__Work instructions__. Everything in the data gets repeated exactly, except for the pictures.

__Record excerpts__.
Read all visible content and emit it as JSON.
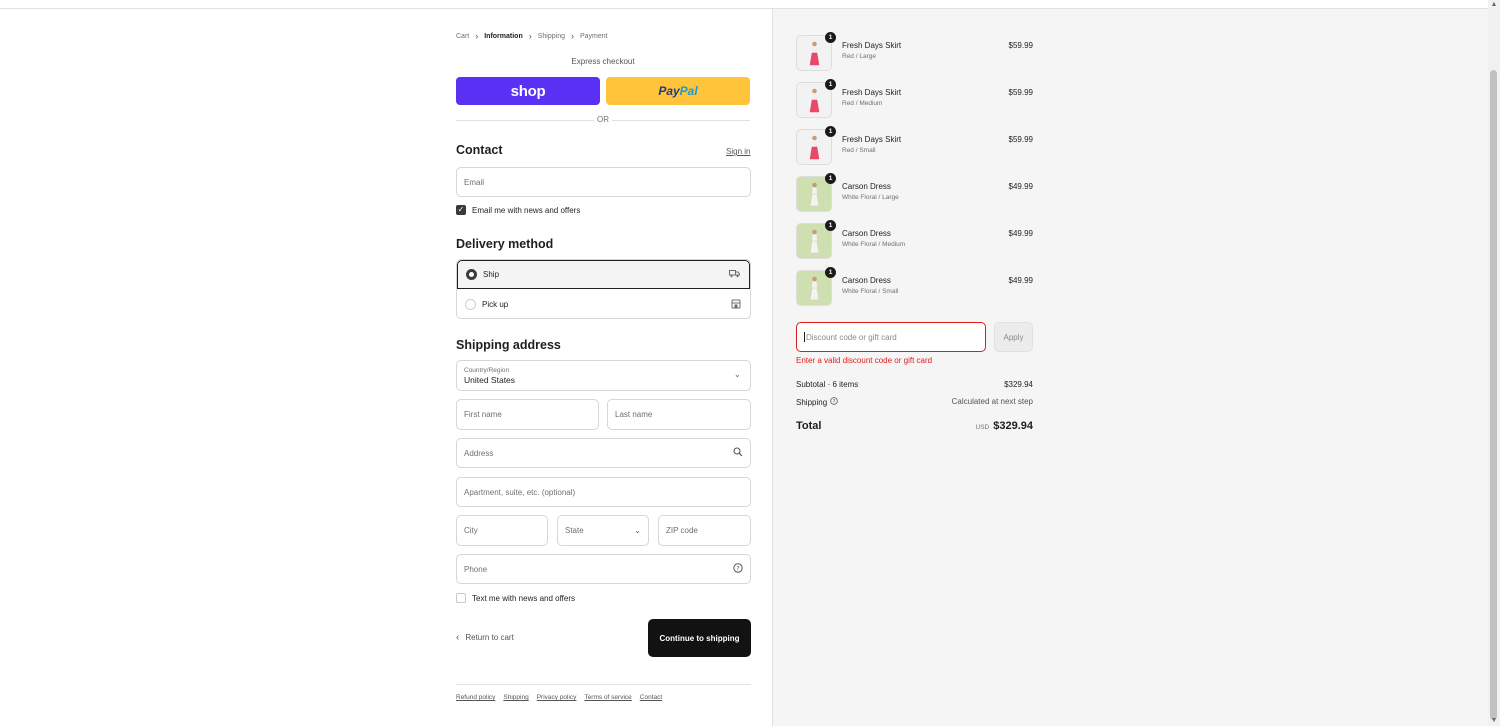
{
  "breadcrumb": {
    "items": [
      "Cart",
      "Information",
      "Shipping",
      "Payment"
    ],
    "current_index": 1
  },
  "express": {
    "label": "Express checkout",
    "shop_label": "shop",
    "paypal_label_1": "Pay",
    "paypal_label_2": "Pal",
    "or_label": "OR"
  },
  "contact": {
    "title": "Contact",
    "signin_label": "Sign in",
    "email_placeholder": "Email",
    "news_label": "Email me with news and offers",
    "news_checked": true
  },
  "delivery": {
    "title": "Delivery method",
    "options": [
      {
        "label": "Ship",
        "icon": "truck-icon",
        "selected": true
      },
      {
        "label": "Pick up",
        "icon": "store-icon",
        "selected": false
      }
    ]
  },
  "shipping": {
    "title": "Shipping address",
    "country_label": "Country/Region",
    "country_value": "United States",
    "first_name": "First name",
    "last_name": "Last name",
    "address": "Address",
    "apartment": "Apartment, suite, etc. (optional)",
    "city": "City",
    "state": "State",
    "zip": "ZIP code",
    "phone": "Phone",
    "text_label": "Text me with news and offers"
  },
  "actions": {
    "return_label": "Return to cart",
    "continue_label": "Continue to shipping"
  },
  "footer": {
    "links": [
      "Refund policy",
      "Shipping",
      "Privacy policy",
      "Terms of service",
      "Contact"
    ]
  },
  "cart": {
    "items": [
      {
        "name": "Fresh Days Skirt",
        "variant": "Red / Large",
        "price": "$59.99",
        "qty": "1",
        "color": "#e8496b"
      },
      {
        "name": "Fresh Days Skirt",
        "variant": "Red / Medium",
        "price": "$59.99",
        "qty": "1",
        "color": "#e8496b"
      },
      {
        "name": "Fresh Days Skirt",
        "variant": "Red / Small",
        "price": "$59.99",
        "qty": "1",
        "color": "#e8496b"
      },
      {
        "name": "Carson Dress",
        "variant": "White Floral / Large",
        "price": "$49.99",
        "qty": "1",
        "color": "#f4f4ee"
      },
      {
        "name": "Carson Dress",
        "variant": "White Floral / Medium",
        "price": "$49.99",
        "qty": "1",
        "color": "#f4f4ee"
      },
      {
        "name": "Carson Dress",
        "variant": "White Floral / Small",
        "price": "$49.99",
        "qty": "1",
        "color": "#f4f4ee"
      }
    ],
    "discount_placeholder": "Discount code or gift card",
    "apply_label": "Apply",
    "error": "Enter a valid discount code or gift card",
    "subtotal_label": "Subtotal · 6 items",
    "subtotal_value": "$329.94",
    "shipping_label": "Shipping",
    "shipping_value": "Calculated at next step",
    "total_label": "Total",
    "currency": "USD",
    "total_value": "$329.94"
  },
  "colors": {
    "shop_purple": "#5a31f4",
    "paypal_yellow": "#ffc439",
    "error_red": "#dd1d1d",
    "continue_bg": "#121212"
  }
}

__Response area__.
Read all visible content and emit it as JSON.
{
  "breadcrumb": {
    "items": [
      "Cart",
      "Information",
      "Shipping",
      "Payment"
    ],
    "current_index": 1
  },
  "express": {
    "label": "Express checkout",
    "shop_label": "shop",
    "paypal_label_1": "Pay",
    "paypal_label_2": "Pal",
    "or_label": "OR"
  },
  "contact": {
    "title": "Contact",
    "signin_label": "Sign in",
    "email_placeholder": "Email",
    "news_label": "Email me with news and offers",
    "news_checked": true
  },
  "delivery": {
    "title": "Delivery method",
    "options": [
      {
        "label": "Ship",
        "icon": "truck-icon",
        "selected": true
      },
      {
        "label": "Pick up",
        "icon": "store-icon",
        "selected": false
      }
    ]
  },
  "shipping": {
    "title": "Shipping address",
    "country_label": "Country/Region",
    "country_value": "United States",
    "first_name": "First name",
    "last_name": "Last name",
    "address": "Address",
    "apartment": "Apartment, suite, etc. (optional)",
    "city": "City",
    "state": "State",
    "zip": "ZIP code",
    "phone": "Phone",
    "text_label": "Text me with news and offers"
  },
  "actions": {
    "return_label": "Return to cart",
    "continue_label": "Continue to shipping"
  },
  "footer": {
    "links": [
      "Refund policy",
      "Shipping",
      "Privacy policy",
      "Terms of service",
      "Contact"
    ]
  },
  "cart": {
    "items": [
      {
        "name": "Fresh Days Skirt",
        "variant": "Red / Large",
        "price": "$59.99",
        "qty": "1",
        "color": "#e8496b"
      },
      {
        "name": "Fresh Days Skirt",
        "variant": "Red / Medium",
        "price": "$59.99",
        "qty": "1",
        "color": "#e8496b"
      },
      {
        "name": "Fresh Days Skirt",
        "variant": "Red / Small",
        "price": "$59.99",
        "qty": "1",
        "color": "#e8496b"
      },
      {
        "name": "Carson Dress",
        "variant": "White Floral / Large",
        "price": "$49.99",
        "qty": "1",
        "color": "#f4f4ee"
      },
      {
        "name": "Carson Dress",
        "variant": "White Floral / Medium",
        "price": "$49.99",
        "qty": "1",
        "color": "#f4f4ee"
      },
      {
        "name": "Carson Dress",
        "variant": "White Floral / Small",
        "price": "$49.99",
        "qty": "1",
        "color": "#f4f4ee"
      }
    ],
    "discount_placeholder": "Discount code or gift card",
    "apply_label": "Apply",
    "error": "Enter a valid discount code or gift card",
    "subtotal_label": "Subtotal · 6 items",
    "subtotal_value": "$329.94",
    "shipping_label": "Shipping",
    "shipping_value": "Calculated at next step",
    "total_label": "Total",
    "currency": "USD",
    "total_value": "$329.94"
  },
  "colors": {
    "shop_purple": "#5a31f4",
    "paypal_yellow": "#ffc439",
    "error_red": "#dd1d1d",
    "continue_bg": "#121212"
  }
}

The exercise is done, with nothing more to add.